We were so excited to try out the ramen that I forgot to look at the appetizers. So being that I still had some room left in my stomach, I ordered us the steamed pork buns which comes with two gua bao buns stuffed with chashu, iceberg lettuce, spicy mayonnaise, and a side of slaw. The choice of ingredients and presentation were great, but we felt that the chashu, though tender, was quite bland. Additionally, the gua bao buns were a bit soggy, and there was more mayonnaise than the buns needed, thereby overpowering the dish in execution. I see lots of potential for improvement with this dish, so I haven't lost all faith with them.

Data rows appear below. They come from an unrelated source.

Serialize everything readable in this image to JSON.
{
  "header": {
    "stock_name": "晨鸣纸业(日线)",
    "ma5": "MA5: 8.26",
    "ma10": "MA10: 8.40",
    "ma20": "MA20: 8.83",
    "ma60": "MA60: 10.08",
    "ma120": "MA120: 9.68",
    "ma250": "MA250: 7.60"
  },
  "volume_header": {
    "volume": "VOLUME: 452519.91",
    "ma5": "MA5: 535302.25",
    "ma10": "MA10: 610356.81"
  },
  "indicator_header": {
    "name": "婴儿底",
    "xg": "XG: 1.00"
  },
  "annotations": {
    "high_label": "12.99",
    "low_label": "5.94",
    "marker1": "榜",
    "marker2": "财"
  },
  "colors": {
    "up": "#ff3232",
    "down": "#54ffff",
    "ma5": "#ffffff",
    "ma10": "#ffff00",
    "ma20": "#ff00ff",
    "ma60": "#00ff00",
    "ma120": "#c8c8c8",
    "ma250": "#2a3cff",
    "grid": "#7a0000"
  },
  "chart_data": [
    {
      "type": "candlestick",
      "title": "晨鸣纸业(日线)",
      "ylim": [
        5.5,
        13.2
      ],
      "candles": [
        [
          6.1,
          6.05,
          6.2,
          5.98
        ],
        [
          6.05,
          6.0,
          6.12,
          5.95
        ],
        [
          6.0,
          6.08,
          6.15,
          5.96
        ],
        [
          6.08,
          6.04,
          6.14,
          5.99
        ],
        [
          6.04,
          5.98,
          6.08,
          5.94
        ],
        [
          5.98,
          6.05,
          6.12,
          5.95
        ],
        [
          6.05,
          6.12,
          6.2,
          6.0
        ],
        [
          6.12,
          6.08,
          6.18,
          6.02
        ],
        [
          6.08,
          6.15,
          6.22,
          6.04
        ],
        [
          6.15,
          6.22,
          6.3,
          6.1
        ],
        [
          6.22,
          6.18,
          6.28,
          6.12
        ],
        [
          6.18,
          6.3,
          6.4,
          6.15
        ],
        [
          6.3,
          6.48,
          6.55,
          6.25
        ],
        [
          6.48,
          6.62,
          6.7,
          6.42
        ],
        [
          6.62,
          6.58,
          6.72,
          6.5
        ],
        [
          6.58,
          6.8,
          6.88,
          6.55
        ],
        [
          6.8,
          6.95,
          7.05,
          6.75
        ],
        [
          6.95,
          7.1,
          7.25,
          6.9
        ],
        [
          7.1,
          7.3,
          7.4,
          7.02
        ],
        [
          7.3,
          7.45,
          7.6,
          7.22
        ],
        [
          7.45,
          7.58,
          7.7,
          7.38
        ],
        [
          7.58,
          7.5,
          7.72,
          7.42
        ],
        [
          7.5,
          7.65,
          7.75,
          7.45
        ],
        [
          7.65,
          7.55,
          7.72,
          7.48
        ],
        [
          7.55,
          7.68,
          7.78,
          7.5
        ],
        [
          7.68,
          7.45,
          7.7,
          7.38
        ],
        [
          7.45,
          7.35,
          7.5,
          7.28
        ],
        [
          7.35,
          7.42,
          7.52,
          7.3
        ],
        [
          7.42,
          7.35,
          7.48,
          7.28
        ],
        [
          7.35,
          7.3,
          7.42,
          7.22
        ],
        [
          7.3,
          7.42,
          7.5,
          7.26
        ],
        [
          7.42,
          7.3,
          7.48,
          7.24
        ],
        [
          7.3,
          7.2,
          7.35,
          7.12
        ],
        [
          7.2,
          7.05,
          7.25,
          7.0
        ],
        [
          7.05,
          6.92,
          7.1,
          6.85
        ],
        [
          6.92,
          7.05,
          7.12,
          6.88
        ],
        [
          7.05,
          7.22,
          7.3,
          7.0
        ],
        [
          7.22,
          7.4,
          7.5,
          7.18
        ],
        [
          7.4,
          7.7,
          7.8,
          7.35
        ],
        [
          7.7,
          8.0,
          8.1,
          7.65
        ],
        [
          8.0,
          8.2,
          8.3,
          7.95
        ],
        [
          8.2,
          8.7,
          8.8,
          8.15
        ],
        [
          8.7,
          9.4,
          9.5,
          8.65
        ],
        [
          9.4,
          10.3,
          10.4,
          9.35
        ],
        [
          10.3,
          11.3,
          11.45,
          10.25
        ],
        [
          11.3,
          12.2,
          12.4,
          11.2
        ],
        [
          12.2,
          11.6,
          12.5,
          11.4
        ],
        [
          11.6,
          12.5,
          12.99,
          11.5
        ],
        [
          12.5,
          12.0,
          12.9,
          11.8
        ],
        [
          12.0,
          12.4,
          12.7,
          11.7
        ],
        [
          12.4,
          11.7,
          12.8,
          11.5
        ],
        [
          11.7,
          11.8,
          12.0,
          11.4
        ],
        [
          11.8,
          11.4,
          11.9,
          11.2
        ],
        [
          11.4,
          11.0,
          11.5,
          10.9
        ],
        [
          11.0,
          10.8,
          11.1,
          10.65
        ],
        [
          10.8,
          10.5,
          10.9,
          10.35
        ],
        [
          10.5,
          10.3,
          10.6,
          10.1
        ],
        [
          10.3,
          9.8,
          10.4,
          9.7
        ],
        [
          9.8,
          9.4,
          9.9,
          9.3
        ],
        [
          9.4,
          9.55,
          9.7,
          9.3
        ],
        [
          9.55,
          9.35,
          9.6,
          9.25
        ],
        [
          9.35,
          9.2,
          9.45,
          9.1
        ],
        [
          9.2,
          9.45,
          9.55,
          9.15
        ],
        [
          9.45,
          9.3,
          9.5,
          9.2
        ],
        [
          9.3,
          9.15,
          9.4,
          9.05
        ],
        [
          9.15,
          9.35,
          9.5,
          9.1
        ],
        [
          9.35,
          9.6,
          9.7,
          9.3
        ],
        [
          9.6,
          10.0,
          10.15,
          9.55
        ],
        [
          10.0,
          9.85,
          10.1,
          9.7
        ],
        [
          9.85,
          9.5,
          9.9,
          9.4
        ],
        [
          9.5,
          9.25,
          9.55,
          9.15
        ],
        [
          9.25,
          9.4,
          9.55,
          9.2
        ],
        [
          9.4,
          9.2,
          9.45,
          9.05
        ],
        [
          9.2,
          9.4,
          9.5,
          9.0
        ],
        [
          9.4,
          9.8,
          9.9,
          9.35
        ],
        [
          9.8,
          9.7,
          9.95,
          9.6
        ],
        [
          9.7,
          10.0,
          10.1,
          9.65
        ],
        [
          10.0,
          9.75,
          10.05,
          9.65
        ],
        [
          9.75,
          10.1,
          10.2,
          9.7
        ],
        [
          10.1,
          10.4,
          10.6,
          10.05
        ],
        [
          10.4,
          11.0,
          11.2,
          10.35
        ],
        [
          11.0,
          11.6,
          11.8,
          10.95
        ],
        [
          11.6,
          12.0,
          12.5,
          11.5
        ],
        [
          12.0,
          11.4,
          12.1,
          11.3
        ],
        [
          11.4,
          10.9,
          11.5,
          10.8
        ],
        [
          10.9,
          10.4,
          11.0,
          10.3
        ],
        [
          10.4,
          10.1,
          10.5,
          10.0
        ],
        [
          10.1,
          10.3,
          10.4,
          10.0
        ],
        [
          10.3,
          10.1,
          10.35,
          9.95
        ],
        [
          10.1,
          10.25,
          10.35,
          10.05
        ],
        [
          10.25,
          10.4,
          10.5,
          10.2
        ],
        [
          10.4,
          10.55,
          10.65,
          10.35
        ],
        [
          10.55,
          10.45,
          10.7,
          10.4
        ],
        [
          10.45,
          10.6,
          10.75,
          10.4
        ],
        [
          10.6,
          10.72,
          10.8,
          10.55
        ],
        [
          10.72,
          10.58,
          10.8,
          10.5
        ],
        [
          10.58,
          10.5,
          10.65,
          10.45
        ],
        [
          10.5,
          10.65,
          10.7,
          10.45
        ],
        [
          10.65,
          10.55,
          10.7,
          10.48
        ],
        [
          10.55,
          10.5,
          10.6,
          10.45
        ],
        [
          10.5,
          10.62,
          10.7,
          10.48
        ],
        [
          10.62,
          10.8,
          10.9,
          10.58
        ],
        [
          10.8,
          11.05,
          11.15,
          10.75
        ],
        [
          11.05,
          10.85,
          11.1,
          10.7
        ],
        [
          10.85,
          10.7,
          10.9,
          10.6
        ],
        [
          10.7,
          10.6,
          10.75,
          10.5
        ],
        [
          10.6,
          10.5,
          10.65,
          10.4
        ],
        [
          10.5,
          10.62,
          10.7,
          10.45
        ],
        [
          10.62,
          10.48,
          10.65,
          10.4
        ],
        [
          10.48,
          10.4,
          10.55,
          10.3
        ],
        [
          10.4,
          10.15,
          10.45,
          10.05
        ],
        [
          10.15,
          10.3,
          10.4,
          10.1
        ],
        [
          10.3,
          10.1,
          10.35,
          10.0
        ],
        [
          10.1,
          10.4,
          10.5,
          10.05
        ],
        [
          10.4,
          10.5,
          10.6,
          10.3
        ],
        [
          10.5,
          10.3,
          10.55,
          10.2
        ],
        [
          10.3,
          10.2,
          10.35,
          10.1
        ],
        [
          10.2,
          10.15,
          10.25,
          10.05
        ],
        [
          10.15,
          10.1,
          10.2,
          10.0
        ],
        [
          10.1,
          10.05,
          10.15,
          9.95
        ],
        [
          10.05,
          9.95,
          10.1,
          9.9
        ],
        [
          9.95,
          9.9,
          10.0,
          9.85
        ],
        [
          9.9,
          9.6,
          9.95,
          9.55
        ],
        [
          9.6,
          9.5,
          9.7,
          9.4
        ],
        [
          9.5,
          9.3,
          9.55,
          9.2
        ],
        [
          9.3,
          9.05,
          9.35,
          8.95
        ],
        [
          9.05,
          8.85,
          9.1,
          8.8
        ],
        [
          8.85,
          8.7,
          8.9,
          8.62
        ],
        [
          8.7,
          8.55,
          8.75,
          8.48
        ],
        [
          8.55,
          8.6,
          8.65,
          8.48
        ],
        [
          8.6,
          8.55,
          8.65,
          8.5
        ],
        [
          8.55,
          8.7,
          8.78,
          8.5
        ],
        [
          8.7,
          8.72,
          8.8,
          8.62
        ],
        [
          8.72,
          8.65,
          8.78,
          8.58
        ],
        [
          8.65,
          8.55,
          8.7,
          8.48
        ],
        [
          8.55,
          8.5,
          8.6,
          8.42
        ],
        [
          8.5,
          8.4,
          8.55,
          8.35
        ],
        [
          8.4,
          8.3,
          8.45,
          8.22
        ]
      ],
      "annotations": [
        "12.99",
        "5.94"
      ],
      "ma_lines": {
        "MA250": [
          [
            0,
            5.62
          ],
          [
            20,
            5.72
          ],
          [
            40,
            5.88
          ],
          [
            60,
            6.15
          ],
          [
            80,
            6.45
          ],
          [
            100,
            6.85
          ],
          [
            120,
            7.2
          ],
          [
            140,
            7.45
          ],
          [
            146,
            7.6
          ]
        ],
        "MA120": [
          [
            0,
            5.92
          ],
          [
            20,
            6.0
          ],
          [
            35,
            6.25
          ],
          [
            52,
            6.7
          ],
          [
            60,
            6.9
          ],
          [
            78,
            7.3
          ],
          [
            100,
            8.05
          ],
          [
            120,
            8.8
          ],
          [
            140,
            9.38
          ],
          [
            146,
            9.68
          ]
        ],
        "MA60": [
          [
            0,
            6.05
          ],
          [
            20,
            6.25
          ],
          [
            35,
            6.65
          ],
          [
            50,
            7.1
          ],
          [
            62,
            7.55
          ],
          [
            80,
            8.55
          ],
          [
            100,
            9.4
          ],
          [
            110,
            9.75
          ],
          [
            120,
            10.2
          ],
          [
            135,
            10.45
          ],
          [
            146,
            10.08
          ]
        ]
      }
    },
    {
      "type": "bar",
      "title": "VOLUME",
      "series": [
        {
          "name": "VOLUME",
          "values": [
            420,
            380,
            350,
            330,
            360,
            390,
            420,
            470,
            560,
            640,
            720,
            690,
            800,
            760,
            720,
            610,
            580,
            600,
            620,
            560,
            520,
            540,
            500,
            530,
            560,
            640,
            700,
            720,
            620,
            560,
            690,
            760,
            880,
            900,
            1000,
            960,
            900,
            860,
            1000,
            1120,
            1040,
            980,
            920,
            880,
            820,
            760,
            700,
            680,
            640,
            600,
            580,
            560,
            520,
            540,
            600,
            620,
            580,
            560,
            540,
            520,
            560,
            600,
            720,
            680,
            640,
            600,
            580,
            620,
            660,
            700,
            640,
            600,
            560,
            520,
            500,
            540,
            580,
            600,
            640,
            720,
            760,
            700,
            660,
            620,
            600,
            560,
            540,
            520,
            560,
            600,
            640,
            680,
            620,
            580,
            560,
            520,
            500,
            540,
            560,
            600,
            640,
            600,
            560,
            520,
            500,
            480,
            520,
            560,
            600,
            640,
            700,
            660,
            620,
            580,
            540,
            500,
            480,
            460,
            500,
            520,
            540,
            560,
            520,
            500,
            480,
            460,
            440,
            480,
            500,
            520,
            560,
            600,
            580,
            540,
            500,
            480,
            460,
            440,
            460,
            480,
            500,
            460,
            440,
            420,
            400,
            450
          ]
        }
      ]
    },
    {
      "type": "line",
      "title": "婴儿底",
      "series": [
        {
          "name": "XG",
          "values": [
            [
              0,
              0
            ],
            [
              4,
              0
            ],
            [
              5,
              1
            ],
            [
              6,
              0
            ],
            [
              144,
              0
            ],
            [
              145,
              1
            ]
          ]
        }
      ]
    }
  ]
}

Findings: So while the ramen at Totto Ramen has been my most recent go-to (because of its price and portion-size), I might dare to say that Jin Ramen has singlehandedly (on my first visit!) ousted Totto as my favorite bowl of ramen noodles in the city. You may wonder if the journey to Morningside Heights is worth it, so I'll make the answer easy for you -- yes it is! For whatever tricks and techniques are flying around in the kitchen of Jin Ramen, I hope the restaurant continue pulling out the stops and wowing its patrons with intricately delicious broths that are, by no secret at all, dressed in bovine marrow as a result of cooking its bones for hours upon hours over high heat. Although I can't say much about the other dishes on Jin Ramen's menu as I only had the opportunity to try the steamed pork buns, I do know that you have to try the miso ramen and the tonkotsu if you make the trip up there (i.e., if you don't already live in the Upper West Side area :P). You will be licking every drop of broth left in your bowl, noodle soup spoon, and your chopsticks, only wish you had one more drop. So watch out noodle shops of New York, there's a new noodle kid in town, ready to blow any conception of what a solid broth should be (here in the United States) out of the water!
Thanks to Alice for the awesome recommendation!
Price point: $7 for the starter, $11-12 for each bowl of ramen noodles.
--August 19, 2012
New York, NY 10027